Taylor, one of the ligaments in Molly's elbow slipped out of place.
I'm gonna fix it.
She's gonna cry, but it'll only hurt for a second.
Jeffrey fed his brother a couple button batteries.
- You sure? - Yeah.
- I saw the second one go down myself.
- Why'd you do that? - Because he likes them.
- He likes them.
He's gonna need some x-rays.
If they're stuck in his esophagus, there's potential for a perforation.
Carter? Carter, hold on for a second.
Can I borrow this? Try that.
It's below the diaphragm.
No need to worry.
Check his stool.
They'll pass in a day or two.
That's great.
Thank you.
He's right.
Lois, I'll give you some eye drops.
I think they'll help your vision.
Just lean your head back.
Always give the patient a way out.
One more.
That ought to do it.
Oh, yeah.
I can see everything.
It's still a little blurry, though.
By the time you get home, everything should be fine.
Mark, Mrs.
Lipshultz, And nauseous.
That's all right.
They're Doug's shoes.
Give her 10 of Compazine, I.
What's bothering you, Mr.
Buchanan? Where does it hurt? Here.
How you doing, Mr.
Buchanan? My back is killing me.
- Not your shoulder? - No, no.
My back.
BP both arms.
Don't worry.
We're gonna take care of everything.
Where can I get one of these things? Her arm feels absolutely fine.
What do you say? - Thank you.
- You're very welcome.
We still have an eye pain, a neck pain, an abdominal pain - and a boil that needs to be lanced.
- Be there in a minute.
I know it's early, but I knew you'd be up.
How did you know? Because Bananas in Pajamas is on.
Don't turn it up, Rachel.
You'll wake up Mommy.
I'm glad you're feeling better, sweetie.

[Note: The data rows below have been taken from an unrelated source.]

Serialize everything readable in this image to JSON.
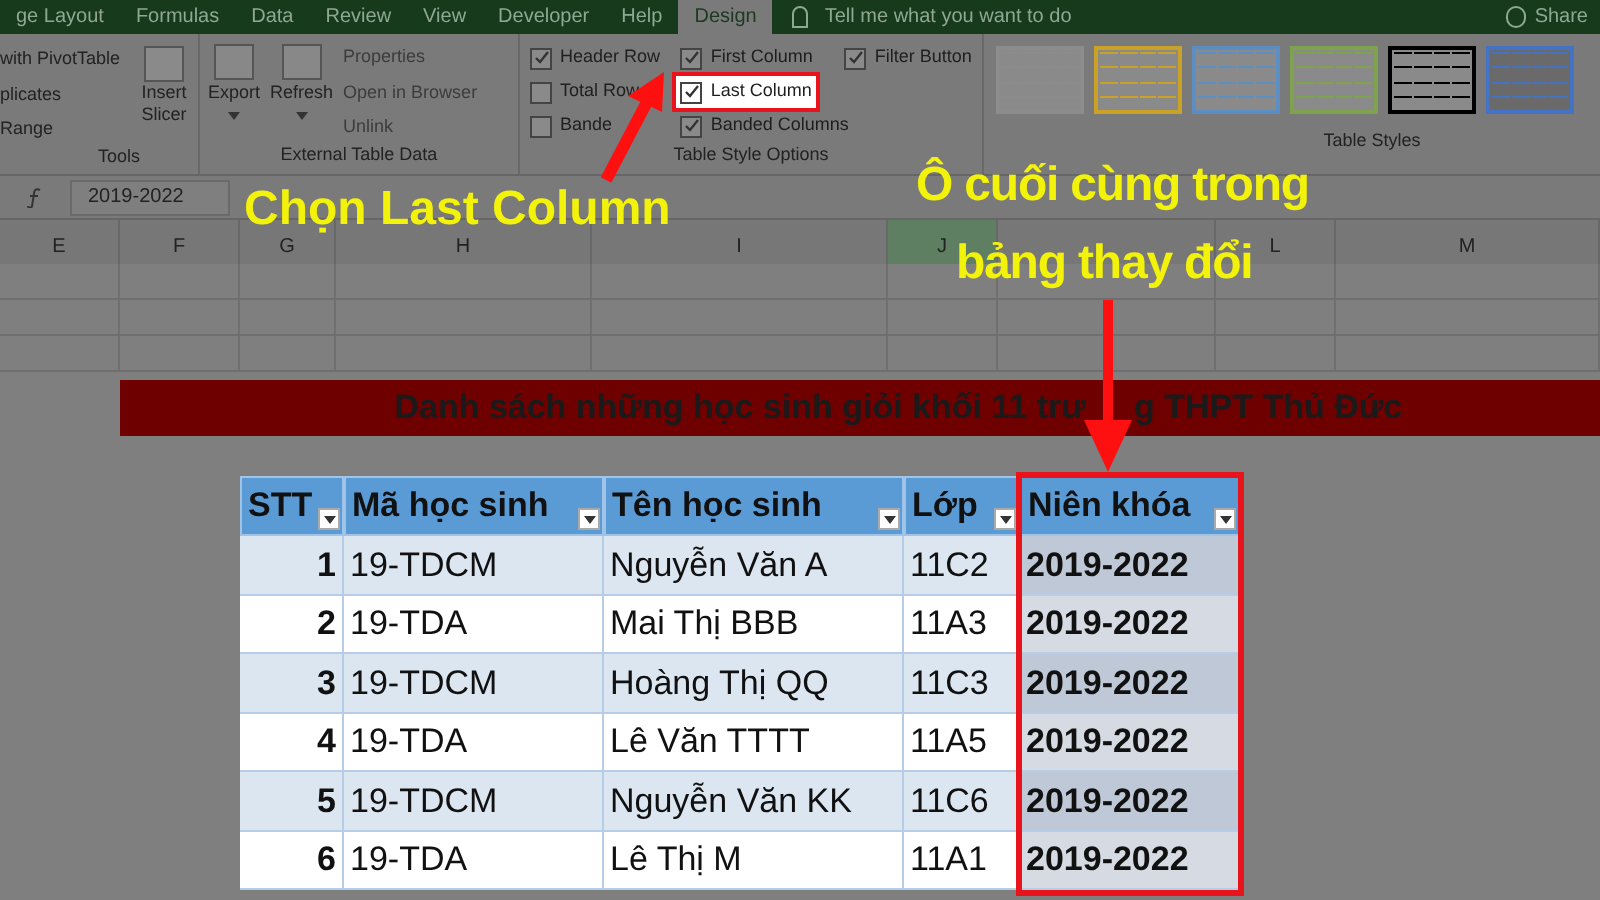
{
  "ribbon_tabs": [
    {
      "label": "ge Layout",
      "selected": false
    },
    {
      "label": "Formulas",
      "selected": false
    },
    {
      "label": "Data",
      "selected": false
    },
    {
      "label": "Review",
      "selected": false
    },
    {
      "label": "View",
      "selected": false
    },
    {
      "label": "Developer",
      "selected": false
    },
    {
      "label": "Help",
      "selected": false
    },
    {
      "label": "Design",
      "selected": true
    }
  ],
  "tell_me": "Tell me what you want to do",
  "share": "Share",
  "tools_group": {
    "items": [
      "with PivotTable",
      "plicates",
      "Range"
    ],
    "label": "Tools"
  },
  "insert_slicer": "Insert Slicer",
  "external_group": {
    "buttons": [
      "Export",
      "Refresh"
    ],
    "items": [
      {
        "label": "Properties",
        "disabled": true
      },
      {
        "label": "Open in Browser",
        "disabled": true
      },
      {
        "label": "Unlink",
        "disabled": true
      }
    ],
    "label": "External Table Data"
  },
  "style_options": {
    "columns": [
      [
        {
          "label": "Header Row",
          "checked": true,
          "highlighted": false
        },
        {
          "label": "Total Row",
          "checked": false,
          "highlighted": false
        },
        {
          "label": "Bande",
          "checked": false,
          "highlighted": false
        }
      ],
      [
        {
          "label": "First Column",
          "checked": true,
          "highlighted": false
        },
        {
          "label": "Last Column",
          "checked": true,
          "highlighted": true
        },
        {
          "label": "Banded Columns",
          "checked": true,
          "highlighted": false
        }
      ],
      [
        {
          "label": "Filter Button",
          "checked": true,
          "highlighted": false
        }
      ]
    ],
    "label": "Table Style Options"
  },
  "table_styles": {
    "swatches": [
      {
        "color": "#8c8c8c",
        "selected": false
      },
      {
        "color": "#c9a227",
        "selected": false
      },
      {
        "color": "#5b8fc4",
        "selected": false
      },
      {
        "color": "#7fa34c",
        "selected": false
      },
      {
        "color": "#000000",
        "selected": false
      },
      {
        "color": "#4472c4",
        "selected": true
      }
    ],
    "label": "Table Styles"
  },
  "formula_bar": {
    "value": "2019-2022"
  },
  "sheet_columns": [
    {
      "label": "E",
      "selected": false
    },
    {
      "label": "F",
      "selected": false
    },
    {
      "label": "G",
      "selected": false
    },
    {
      "label": "H",
      "selected": false
    },
    {
      "label": "I",
      "selected": false
    },
    {
      "label": "J",
      "selected": true
    },
    {
      "selected": false
    },
    {
      "label": "L",
      "selected": false
    },
    {
      "label": "M",
      "selected": false
    }
  ],
  "title": [
    "Danh sách những học sinh giỏi khối 11 trư",
    "g THPT Thủ Đức"
  ],
  "table": {
    "columns": [
      "STT",
      "Mã học sinh",
      "Tên học sinh",
      "Lớp",
      "Niên khóa"
    ],
    "rows": [
      [
        "1",
        "19-TDCM",
        "Nguyễn Văn A",
        "11C2",
        "2019-2022"
      ],
      [
        "2",
        "19-TDA",
        "Mai Thị BBB",
        "11A3",
        "2019-2022"
      ],
      [
        "3",
        "19-TDCM",
        "Hoàng Thị QQ",
        "11C3",
        "2019-2022"
      ],
      [
        "4",
        "19-TDA",
        "Lê Văn TTTT",
        "11A5",
        "2019-2022"
      ],
      [
        "5",
        "19-TDCM",
        "Nguyễn Văn KK",
        "11C6",
        "2019-2022"
      ],
      [
        "6",
        "19-TDA",
        "Lê Thị M",
        "11A1",
        "2019-2022"
      ]
    ]
  },
  "annotations": [
    "Chọn Last Column",
    "Ô cuối cùng trong",
    "bảng thay đổi"
  ]
}
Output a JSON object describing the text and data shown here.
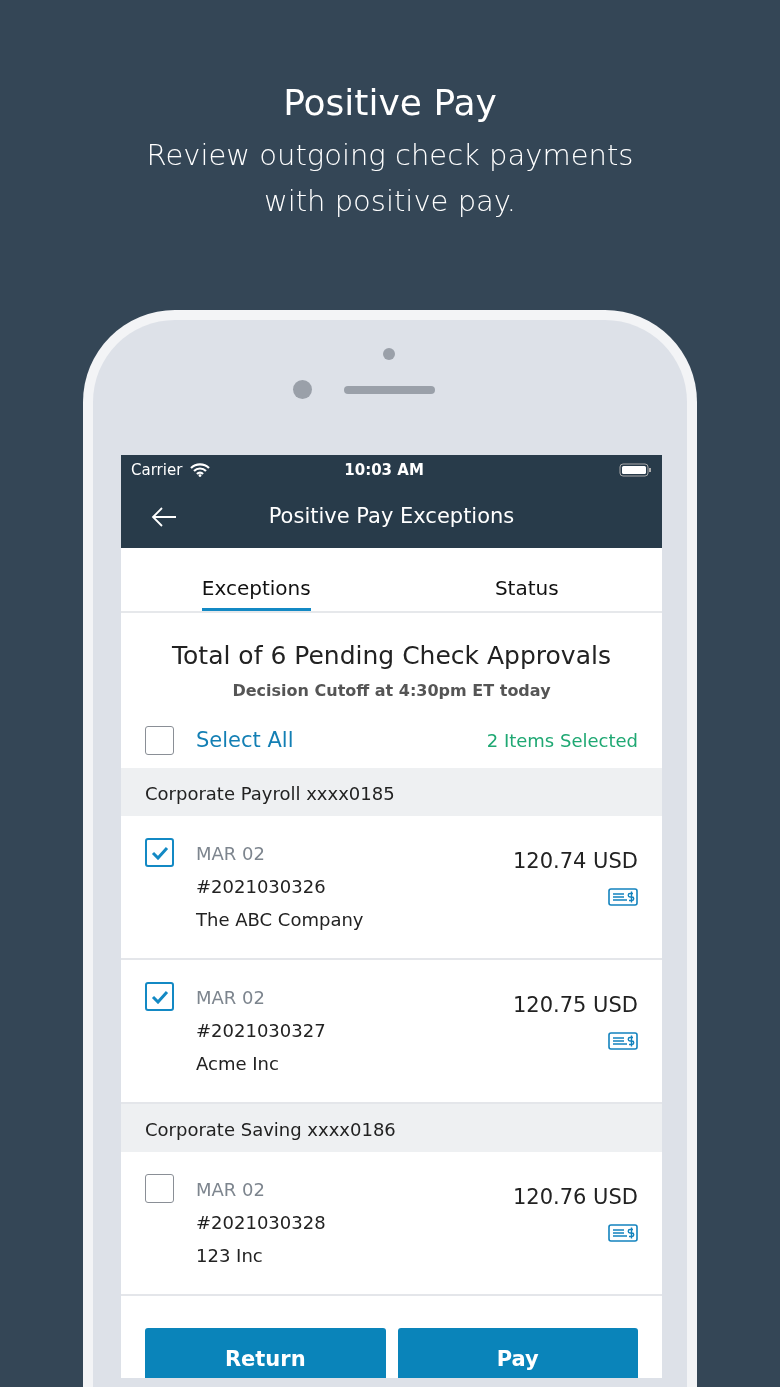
{
  "header": {
    "title": "Positive Pay",
    "subtitle": "Review outgoing check payments with positive pay."
  },
  "status_bar": {
    "carrier": "Carrier",
    "time": "10:03 AM"
  },
  "nav": {
    "title": "Positive Pay Exceptions"
  },
  "tabs": [
    {
      "label": "Exceptions",
      "selected": true
    },
    {
      "label": "Status",
      "selected": false
    }
  ],
  "summary": {
    "title": "Total of 6 Pending Check Approvals",
    "cutoff": "Decision Cutoff at 4:30pm ET today"
  },
  "select_all": {
    "label": "Select All",
    "checked": false,
    "count": "2 Items Selected"
  },
  "accounts": [
    {
      "name": "Corporate Payroll xxxx0185",
      "checks": [
        {
          "date": "MAR 02",
          "number": "#2021030326",
          "payee": "The ABC Company",
          "amount": "120.74 USD",
          "checked": true
        },
        {
          "date": "MAR 02",
          "number": "#2021030327",
          "payee": "Acme Inc",
          "amount": "120.75 USD",
          "checked": true
        }
      ]
    },
    {
      "name": "Corporate Saving xxxx0186",
      "checks": [
        {
          "date": "MAR 02",
          "number": "#2021030328",
          "payee": "123 Inc",
          "amount": "120.76 USD",
          "checked": false
        }
      ]
    }
  ],
  "buttons": [
    "Return",
    "Pay"
  ]
}
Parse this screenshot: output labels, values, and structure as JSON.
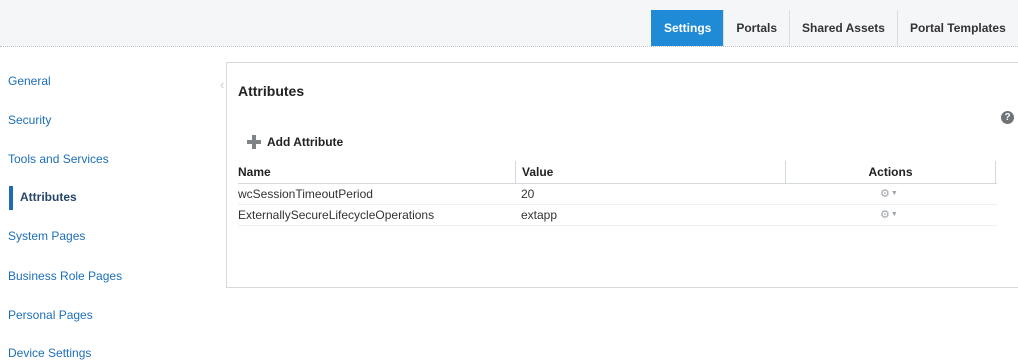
{
  "tabs": [
    {
      "label": "Settings",
      "active": true
    },
    {
      "label": "Portals",
      "active": false
    },
    {
      "label": "Shared Assets",
      "active": false
    },
    {
      "label": "Portal Templates",
      "active": false
    }
  ],
  "sidebar": {
    "items": [
      {
        "label": "General"
      },
      {
        "label": "Security"
      },
      {
        "label": "Tools and Services"
      },
      {
        "label": "Attributes",
        "active": true
      },
      {
        "label": "System Pages"
      },
      {
        "label": "Business Role Pages"
      },
      {
        "label": "Personal Pages"
      },
      {
        "label": "Device Settings"
      }
    ]
  },
  "main": {
    "title": "Attributes",
    "help_icon": "?",
    "add_label": "Add Attribute",
    "columns": {
      "name": "Name",
      "value": "Value",
      "actions": "Actions"
    },
    "rows": [
      {
        "name": "wcSessionTimeoutPeriod",
        "value": "20"
      },
      {
        "name": "ExternallySecureLifecycleOperations",
        "value": "extapp"
      }
    ]
  },
  "colors": {
    "active_tab": "#1f8ad6",
    "link": "#1d6fb8",
    "active_nav": "#27466a"
  }
}
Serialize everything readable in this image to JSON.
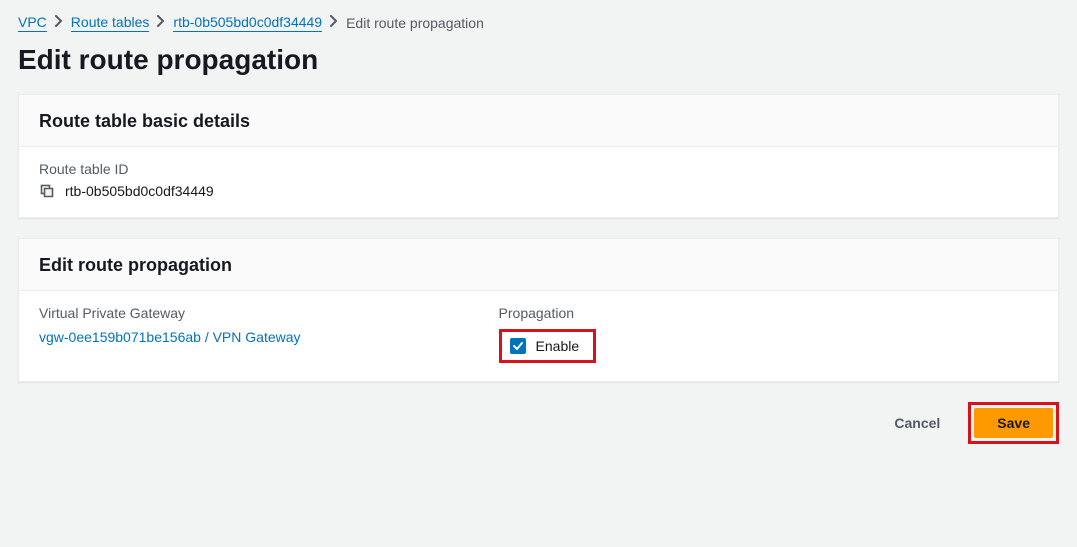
{
  "breadcrumb": {
    "vpc": "VPC",
    "route_tables": "Route tables",
    "rtb_id": "rtb-0b505bd0c0df34449",
    "current": "Edit route propagation"
  },
  "page_title": "Edit route propagation",
  "details_panel": {
    "title": "Route table basic details",
    "route_table_id_label": "Route table ID",
    "route_table_id_value": "rtb-0b505bd0c0df34449"
  },
  "propagation_panel": {
    "title": "Edit route propagation",
    "vgw_header": "Virtual Private Gateway",
    "propagation_header": "Propagation",
    "vgw_link": "vgw-0ee159b071be156ab / VPN Gateway",
    "enable_label": "Enable",
    "enable_checked": true
  },
  "actions": {
    "cancel": "Cancel",
    "save": "Save"
  }
}
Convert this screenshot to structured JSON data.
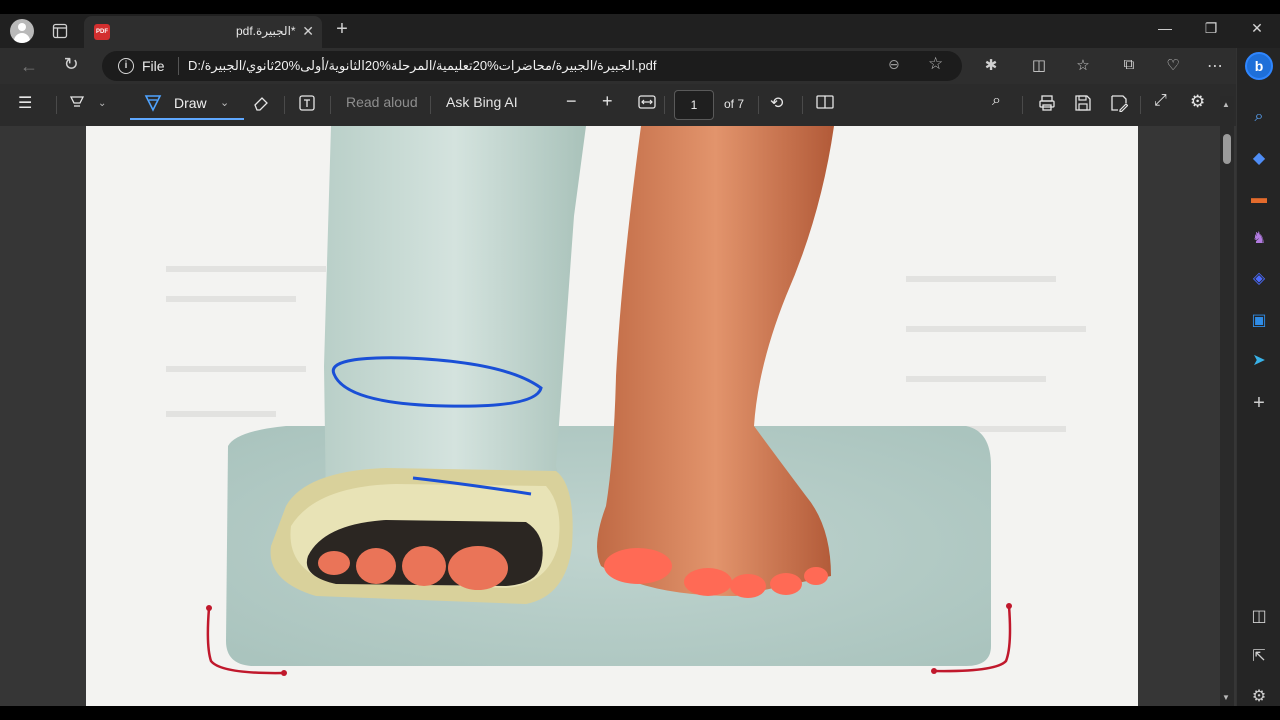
{
  "tabbar": {
    "tab_title": "pdf.الجبيرة*",
    "tab_close": "✕",
    "new_tab": "+",
    "pdf_badge": "PDF",
    "window": {
      "minimize": "—",
      "restore": "❐",
      "close": "✕"
    }
  },
  "address": {
    "file_label": "File",
    "url": "D:/الجبيرة/الجبيرة/محاضرات%20تعليمية/المرحلة%20الثانوية/أولى%20ثانوي/الجبيرة.pdf"
  },
  "pdf_toolbar": {
    "draw_label": "Draw",
    "read_aloud_label": "Read aloud",
    "ask_bing_label": "Ask Bing AI",
    "page_current": "1",
    "page_total": "of 7"
  },
  "sidebar": {
    "bing_letter": "b"
  },
  "colors": {
    "annotation_blue": "#1a4fd6",
    "annotation_red": "#c0182c",
    "accent": "#5fa8ff"
  }
}
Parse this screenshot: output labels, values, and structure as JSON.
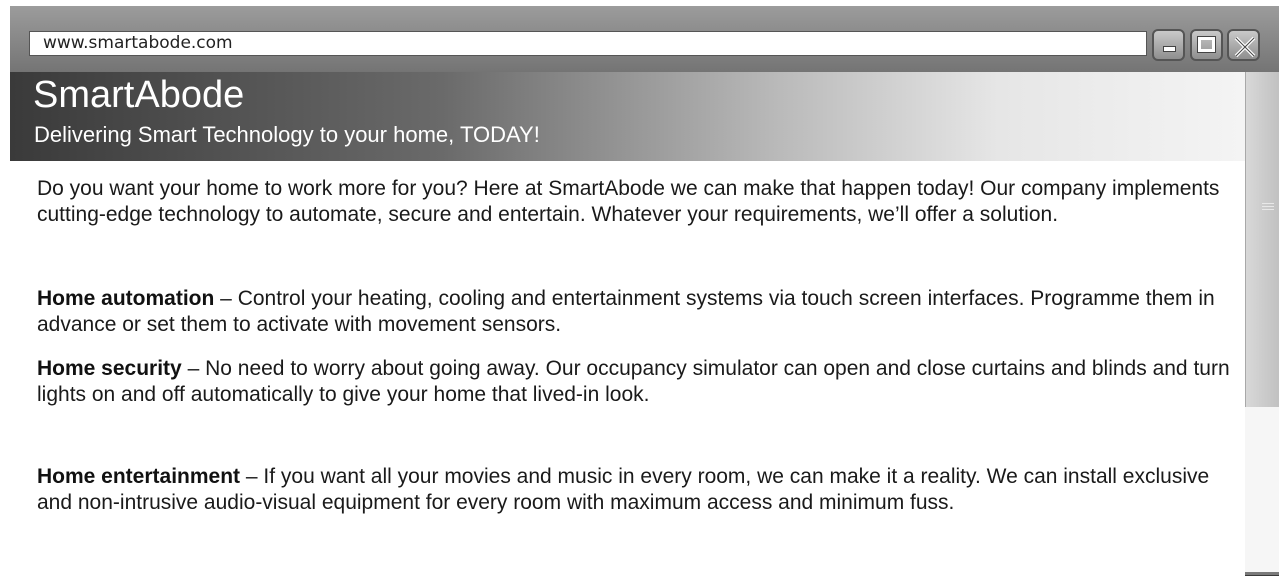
{
  "browser": {
    "url": "www.smartabode.com"
  },
  "site": {
    "title": "SmartAbode",
    "tagline": "Delivering Smart Technology to your home, TODAY!"
  },
  "content": {
    "intro": "Do you want your home to work more for you? Here at SmartAbode we can make that happen today! Our company implements cutting-edge technology to automate, secure and entertain. Whatever your requirements, we’ll offer a solution.",
    "sections": [
      {
        "heading": "Home automation",
        "text": " – Control your heating, cooling and entertainment systems via touch screen interfaces. Programme them in advance or set them to activate with movement sensors."
      },
      {
        "heading": "Home security",
        "text": " – No need to worry about going away. Our occupancy simulator can open and close curtains and blinds and turn lights on and off automatically to give your home that lived-in look."
      },
      {
        "heading": "Home entertainment",
        "text": " – If you want all your movies and music in every room, we can make it a reality. We can install exclusive and non-intrusive audio-visual equipment for every room with maximum access and minimum fuss."
      }
    ]
  },
  "icons": {
    "minimize": "minimize-icon",
    "maximize": "maximize-icon",
    "close": "close-icon"
  }
}
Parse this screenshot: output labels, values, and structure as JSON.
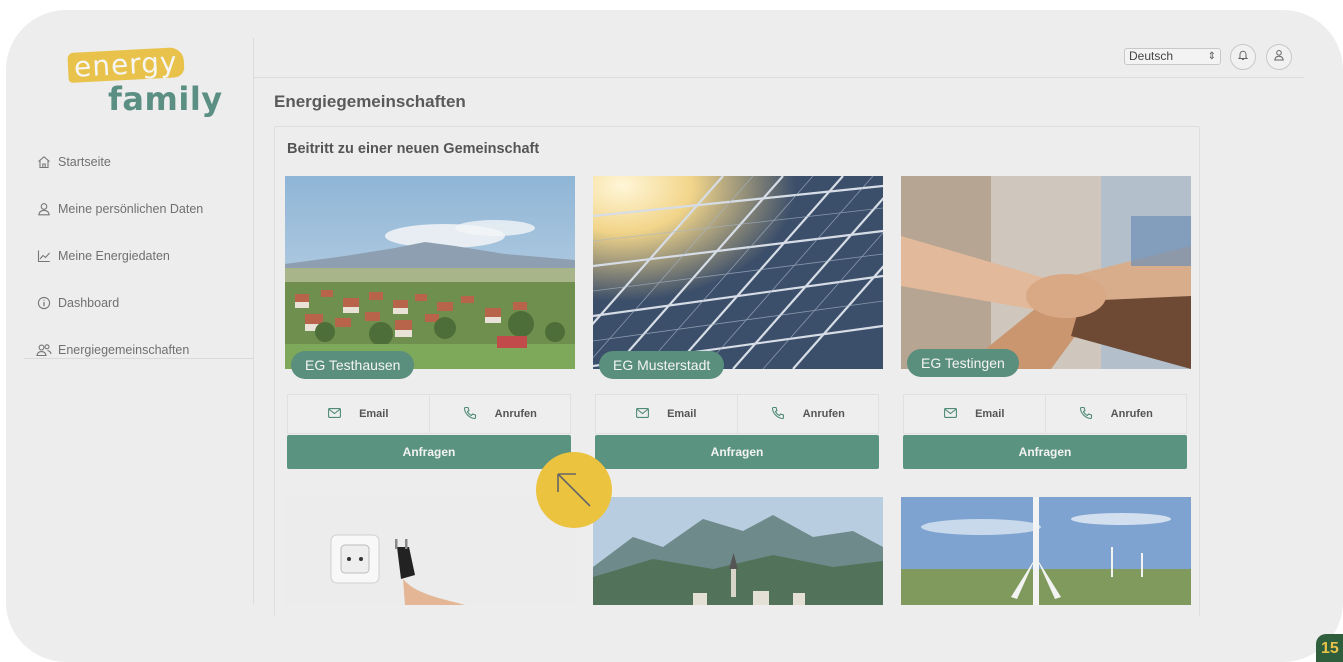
{
  "logo": {
    "line1": "energy",
    "line2": "family"
  },
  "sidebar": {
    "items": [
      {
        "label": "Startseite",
        "icon": "home-icon"
      },
      {
        "label": "Meine persönlichen Daten",
        "icon": "user-icon"
      },
      {
        "label": "Meine Energiedaten",
        "icon": "chart-line-icon"
      },
      {
        "label": "Dashboard",
        "icon": "info-circle-icon"
      },
      {
        "label": "Energiegemeinschaften",
        "icon": "users-icon"
      }
    ]
  },
  "header": {
    "language": "Deutsch",
    "notification_icon": "bell-icon",
    "profile_icon": "user-icon"
  },
  "main": {
    "title": "Energiegemeinschaften",
    "section_title": "Beitritt zu einer neuen Gemeinschaft",
    "cards": [
      {
        "name": "EG Testhausen",
        "email_label": "Email",
        "call_label": "Anrufen",
        "request_label": "Anfragen"
      },
      {
        "name": "EG Musterstadt",
        "email_label": "Email",
        "call_label": "Anrufen",
        "request_label": "Anfragen"
      },
      {
        "name": "EG Testingen",
        "email_label": "Email",
        "call_label": "Anrufen",
        "request_label": "Anfragen"
      }
    ]
  },
  "badge": "15",
  "colors": {
    "accent": "#5a9481",
    "brand_yellow": "#e8c24a",
    "cursor": "#ecc33f"
  }
}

I'll see you next weekend.
- Love you.
- Love you too.
- Breakfast? - Thanks.
- Breakfast? - Thank you.
Be careful.
It's ugly out there.
Not as ugly as it's been in here.
Good night.
Good night.
What a night! You ever have to sleep in one of these things? I'll put your shoes by your locker.
Mine are probably dry by now.
- Thanks for the great work, Carol.
- That's why they pay me the big bucks.
Hey, Peter.
We're gonna have to find some way to work together.
Yeah, I guess we are.
How was dinner? - I fired him.
- What? I need a new lawyer.
The guy was a lightweight.
He said that Chloe could possibly have a case if in fact she does have a job What do you think? I've seen her go through hundreds of jobs.
What am I supposed to think? - Hey, Kerry.
- Hi, Mark.
I think I finally made sense of that QA review.
But you're on your way out.
We can go over it later.
Thank you.
I appreciate that.
Good night.
- I thought it would've stopped by now.
- Yeah.
Tonight was great.
The waiting room.
When I started med school, that's what I thought it would be like.
Really helping people.
At least, that's what I thought it was supposed to be.
That is what it's supposed to be.
- What are you gonna do today, Carter? - I don't know.
What are you gonna do? I don't know.